With hanbok gaining attention worldwide, wearing hanbok is earning a reputation as a must-try activity to do in Korea. Several hanbok rental shops as well as tourists walking in gorgeous hanbok are a common sight at Korea’s major attractions, especially within palace grounds. At hanbok rental shops, visitors can also rent hair ribbons, purses, headbands, hats, and other accessories in addition to hanbok. Rental hours are usually available from two hours to two days. Read on for tips on having a great Seoul outing in hanbok!
- Skirt selection comes first
As soon as you set foot inside a hanbok rental shop, you’ll be surprised at the variety of colorful hanbok on display. If you’re not sure where to begin, start off by picking a skirt. You can choose a classic monotone skirt or a fancier skirt, such as those with lace or an embroidered design. The skirt should be long enough to slightly brush the floor for the best look. Once you have decided on the skirt, choose a matching jeogori (upper garment of hanbok).
- Use fashion accessories
Wearing accessories will make your hanbok stand out even more. For a traditional look, either braid your hair down with a ribbon or make a bun and decorate it with flowered hairpins. If your hair isn’t long enough, you can opt for a headband. Complete your style with a purse to carry your personal items. A variety of hats and shoes are also available to step-up your look.
- Petticoat is a must
For an attractively voluminous skirt, a petticoat is a must. Wearing a petticoat will help shape the skirt, adding grace and elegance to your whole appearance. The petticoat should be 2~3 cm shorter than the hanbok skirt for the best result.
A remnant of the Joseon period, Changdeokgung Palace can be largely divided into two areas: the palace and the garden. The palace includes the royal family’s living quarters and the king’s administrative halls, while the garden served as a resting spot for the royal family. The garden at Changdeokgung Palace consists of lush forests with a pond and pavilions, forming an excellent harmony of nature and manmade structures.
Designated as a World Heritage by UNESCO, Changdeokgung Palace holds a profound value in terms of both history and architecture. The beautiful traditional buildings serve as a perfect backdrop for photos in hanbok.
Another must visit attraction while dressed in hanbok is none other than the Bukchon Hanok Village. Consisting entirely of hanok (traditional Korean house) built with roof tiles, this upper-class village from the Joseon period was once resided in by relatives of the royal family. There are over 1,400 hanok remaining in this village that presents a magnificent landscape of Seoul from atop a hill.

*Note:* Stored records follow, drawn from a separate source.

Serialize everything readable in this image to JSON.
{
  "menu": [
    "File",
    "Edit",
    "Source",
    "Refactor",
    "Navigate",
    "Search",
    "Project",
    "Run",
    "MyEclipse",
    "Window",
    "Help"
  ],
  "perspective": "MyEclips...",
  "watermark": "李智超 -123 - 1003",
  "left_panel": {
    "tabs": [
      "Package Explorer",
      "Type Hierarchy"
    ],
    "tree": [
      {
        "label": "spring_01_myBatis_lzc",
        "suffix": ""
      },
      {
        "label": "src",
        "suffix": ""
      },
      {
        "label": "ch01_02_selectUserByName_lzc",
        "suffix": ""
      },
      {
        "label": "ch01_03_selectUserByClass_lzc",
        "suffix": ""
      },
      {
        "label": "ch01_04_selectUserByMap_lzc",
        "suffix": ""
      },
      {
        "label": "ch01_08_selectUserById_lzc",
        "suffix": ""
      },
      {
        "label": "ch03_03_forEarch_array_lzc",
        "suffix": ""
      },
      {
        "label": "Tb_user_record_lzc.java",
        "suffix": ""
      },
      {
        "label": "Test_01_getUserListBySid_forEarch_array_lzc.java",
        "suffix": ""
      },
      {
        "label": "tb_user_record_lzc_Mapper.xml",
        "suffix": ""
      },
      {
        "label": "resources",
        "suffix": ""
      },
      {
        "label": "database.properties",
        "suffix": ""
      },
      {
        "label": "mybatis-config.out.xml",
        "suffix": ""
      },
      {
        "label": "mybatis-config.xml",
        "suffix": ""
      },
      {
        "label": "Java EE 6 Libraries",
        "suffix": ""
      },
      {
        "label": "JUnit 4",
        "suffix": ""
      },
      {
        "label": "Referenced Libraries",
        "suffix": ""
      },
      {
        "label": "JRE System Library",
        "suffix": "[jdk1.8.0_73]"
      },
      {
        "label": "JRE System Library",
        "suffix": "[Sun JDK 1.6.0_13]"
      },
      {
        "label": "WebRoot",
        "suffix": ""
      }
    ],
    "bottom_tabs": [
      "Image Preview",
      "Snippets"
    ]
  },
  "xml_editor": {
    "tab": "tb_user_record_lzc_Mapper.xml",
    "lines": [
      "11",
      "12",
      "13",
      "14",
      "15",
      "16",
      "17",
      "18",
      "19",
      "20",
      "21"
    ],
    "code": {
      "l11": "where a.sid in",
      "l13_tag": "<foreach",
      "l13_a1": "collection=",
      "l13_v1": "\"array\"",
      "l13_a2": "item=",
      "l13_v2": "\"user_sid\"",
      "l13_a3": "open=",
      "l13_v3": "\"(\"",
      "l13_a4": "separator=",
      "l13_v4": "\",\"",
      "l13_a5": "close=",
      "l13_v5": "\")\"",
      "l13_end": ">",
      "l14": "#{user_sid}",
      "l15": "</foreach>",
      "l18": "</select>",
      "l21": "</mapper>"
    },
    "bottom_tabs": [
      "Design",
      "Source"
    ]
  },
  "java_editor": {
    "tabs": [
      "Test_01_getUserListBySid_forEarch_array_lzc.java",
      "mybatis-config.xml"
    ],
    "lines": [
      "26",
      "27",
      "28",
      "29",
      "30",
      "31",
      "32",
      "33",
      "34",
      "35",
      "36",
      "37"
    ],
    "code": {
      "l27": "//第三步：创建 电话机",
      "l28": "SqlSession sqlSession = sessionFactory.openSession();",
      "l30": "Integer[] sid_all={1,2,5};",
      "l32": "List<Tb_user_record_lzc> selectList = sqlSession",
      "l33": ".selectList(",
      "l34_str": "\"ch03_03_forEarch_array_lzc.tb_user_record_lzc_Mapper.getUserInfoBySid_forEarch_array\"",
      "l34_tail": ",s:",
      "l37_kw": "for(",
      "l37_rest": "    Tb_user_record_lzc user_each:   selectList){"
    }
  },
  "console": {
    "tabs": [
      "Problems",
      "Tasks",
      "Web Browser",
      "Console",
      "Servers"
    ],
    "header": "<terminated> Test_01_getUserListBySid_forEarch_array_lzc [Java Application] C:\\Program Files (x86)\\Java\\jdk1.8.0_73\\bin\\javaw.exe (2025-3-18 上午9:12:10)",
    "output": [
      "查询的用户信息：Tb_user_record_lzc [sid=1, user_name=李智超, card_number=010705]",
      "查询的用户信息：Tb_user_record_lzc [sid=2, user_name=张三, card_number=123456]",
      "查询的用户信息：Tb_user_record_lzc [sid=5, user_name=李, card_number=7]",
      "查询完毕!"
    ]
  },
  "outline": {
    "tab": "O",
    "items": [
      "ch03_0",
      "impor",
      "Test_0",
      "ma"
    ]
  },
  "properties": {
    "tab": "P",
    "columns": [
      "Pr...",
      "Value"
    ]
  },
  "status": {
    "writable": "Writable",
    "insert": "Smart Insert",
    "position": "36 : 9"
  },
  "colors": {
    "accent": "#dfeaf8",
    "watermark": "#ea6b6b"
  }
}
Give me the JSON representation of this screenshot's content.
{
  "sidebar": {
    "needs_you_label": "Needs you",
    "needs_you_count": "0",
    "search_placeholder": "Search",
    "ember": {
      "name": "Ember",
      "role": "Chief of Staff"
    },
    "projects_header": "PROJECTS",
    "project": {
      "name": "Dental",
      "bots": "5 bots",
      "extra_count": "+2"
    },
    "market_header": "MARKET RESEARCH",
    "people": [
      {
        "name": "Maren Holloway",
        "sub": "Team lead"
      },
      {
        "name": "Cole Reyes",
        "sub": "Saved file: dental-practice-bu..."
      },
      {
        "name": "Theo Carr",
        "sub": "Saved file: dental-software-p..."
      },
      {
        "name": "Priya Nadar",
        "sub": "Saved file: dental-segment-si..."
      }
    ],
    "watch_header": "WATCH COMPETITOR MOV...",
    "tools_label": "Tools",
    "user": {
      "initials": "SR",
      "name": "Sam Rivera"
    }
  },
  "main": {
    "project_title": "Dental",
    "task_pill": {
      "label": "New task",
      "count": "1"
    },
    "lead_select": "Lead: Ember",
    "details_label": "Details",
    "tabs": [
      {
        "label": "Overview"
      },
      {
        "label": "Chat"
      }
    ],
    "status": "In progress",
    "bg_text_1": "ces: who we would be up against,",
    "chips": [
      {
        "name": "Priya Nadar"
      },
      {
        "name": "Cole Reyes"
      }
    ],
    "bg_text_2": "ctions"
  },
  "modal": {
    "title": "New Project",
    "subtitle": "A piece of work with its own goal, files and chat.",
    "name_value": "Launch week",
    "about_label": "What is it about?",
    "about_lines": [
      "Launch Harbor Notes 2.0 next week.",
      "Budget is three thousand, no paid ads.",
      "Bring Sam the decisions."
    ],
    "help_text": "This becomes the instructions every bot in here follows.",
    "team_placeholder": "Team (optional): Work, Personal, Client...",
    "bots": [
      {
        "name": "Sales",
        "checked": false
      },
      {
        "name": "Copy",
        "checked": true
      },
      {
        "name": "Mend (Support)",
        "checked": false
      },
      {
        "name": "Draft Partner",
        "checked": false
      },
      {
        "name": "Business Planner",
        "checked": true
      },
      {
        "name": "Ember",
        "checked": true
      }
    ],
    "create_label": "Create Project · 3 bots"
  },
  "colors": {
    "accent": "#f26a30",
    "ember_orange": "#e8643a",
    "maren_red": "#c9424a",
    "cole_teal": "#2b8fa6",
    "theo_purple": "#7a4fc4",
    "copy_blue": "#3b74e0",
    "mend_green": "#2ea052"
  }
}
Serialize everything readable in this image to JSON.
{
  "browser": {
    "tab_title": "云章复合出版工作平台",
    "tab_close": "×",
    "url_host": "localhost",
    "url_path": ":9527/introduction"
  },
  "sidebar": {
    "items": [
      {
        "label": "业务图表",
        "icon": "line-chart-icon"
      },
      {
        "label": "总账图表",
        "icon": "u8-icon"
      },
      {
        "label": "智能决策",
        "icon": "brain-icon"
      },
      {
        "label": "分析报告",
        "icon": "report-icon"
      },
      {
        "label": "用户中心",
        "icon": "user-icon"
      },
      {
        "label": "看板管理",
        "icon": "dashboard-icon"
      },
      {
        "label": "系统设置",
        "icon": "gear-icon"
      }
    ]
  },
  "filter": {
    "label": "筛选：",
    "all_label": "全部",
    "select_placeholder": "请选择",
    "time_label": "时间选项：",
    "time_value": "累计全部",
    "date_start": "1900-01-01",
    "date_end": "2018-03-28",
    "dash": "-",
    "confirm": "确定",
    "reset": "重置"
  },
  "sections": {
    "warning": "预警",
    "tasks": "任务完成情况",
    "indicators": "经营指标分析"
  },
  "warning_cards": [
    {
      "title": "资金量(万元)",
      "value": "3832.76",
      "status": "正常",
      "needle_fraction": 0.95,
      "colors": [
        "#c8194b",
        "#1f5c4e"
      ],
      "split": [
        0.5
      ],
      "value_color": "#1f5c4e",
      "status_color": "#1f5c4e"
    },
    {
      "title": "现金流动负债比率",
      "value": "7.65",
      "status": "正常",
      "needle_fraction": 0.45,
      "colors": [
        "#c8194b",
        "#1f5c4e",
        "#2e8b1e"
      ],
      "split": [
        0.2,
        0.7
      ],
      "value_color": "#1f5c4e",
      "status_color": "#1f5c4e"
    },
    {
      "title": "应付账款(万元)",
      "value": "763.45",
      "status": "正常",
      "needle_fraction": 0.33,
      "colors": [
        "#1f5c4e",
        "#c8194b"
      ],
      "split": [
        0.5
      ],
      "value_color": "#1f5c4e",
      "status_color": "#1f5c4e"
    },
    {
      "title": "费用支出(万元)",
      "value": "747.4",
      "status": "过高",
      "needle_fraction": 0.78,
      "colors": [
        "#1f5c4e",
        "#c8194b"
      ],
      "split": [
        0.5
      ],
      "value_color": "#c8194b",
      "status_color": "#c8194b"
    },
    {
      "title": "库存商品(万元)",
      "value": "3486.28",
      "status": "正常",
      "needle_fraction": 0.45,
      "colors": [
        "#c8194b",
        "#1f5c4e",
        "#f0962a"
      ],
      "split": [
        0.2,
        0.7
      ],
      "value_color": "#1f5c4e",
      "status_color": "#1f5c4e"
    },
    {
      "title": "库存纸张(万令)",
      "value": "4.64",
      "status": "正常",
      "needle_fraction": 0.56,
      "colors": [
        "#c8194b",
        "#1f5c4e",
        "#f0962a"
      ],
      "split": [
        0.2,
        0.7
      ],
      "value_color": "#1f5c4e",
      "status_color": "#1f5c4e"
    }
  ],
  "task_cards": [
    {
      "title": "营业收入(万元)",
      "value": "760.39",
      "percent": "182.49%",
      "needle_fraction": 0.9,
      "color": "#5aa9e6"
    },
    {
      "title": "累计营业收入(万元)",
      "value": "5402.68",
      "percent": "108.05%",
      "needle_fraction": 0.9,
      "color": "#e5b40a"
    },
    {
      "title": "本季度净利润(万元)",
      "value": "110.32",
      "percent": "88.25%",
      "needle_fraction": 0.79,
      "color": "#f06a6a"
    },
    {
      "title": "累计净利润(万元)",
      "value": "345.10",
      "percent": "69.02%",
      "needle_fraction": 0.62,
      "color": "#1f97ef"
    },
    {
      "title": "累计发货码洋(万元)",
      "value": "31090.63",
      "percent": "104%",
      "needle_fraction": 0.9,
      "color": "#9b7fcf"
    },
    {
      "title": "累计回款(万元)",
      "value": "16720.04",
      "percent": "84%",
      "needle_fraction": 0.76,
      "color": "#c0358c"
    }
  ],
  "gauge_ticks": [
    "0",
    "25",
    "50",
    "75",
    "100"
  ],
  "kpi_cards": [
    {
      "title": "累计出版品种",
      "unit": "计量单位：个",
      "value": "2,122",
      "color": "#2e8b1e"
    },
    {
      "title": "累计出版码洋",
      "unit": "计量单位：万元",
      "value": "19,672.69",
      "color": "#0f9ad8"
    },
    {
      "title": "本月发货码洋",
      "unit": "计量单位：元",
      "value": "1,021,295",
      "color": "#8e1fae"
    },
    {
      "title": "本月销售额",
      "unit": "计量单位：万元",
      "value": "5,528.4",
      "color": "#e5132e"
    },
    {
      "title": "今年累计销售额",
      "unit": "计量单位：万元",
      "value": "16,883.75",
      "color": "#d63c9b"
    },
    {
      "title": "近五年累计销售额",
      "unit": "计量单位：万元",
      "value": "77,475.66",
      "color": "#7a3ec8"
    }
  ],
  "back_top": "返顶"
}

When visiting Bukchon Hanok Village, make sure to take in all the Eight Scenic Views of Bukchon. The first view offers an impressive sight of the entire Changdeokgung Palace. Follow the stone wall to be led to the neighborhood alley, the second scenic view. Find your way through the alleyway to the third scenic point, Gahoe-dong museum road. Then, get a glimpse of rooftops of the entire village, the fourth scenic view seen from the hilltop of Gahoe-dong 31-bunji. The fifth and sixth views can be observed from looking down and up the hill, respectively, from Gahoe-dong’s alleyway. Lastly, enjoy the scenery of the peaceful narrow alleyway from the seventh viewpoint at Gahoe-dong 31-bunji and the old stone steps from the eighth viewpoint at Samcheong-dong’s stone stairway.
Dongdaemun Design Plaza, or DDP, is a cultural multi-complex located near Dongdaemun History and Culture Park Station. Several events take place here, including exhibitions, fashion shows, and conference forums. DDP is distinguished by its uniquely designed exterior and is known to be the world’s largest three-dimensional atypical building.
Some may be skeptical at the idea of traditional hanbok and modern architecture harmonizing, but the photo results are fascinating. The building’s austere grandeur serves only to draw the viewer’s eyes to the hanbok’s vivid colors and graceful features. DDP becomes even more captivating after dark with the illuminating LED Rose Garden, a not-to-be-missed attraction for enchanting evening photos.
Unlike the other hanok in Bukchon Hanok Village that were formed during the Joseon period, Baek In-je House was built in 1913 during the Japanese administration. Sliding glass windows set this house apart from other hanok buildings that are built with changhoji (traditional Korean paper made from mulberry tree) windows. Consisting of a spacious garden, living room, bedrooms, and an annex, Baek In-je House was considered a large mansion in its time.
Baek In-je House may be familiar to Korean movie fans as it was used as a filming spot for the movie “Assassination (2015).” Whether it’s taking photos or sightseeing that you’re looking forward to, this attraction is perfect for both activities as the whole building is well preserved and managed. You’ll find that the bright yellow forsythias hanging over the stone wall in spring and earthen pots lined against the wall serve as excellent background props for exquisite photos.
* This column was last updated in March 2018, and therefore information may differ from what is presented here. We advise you to check details before visiting.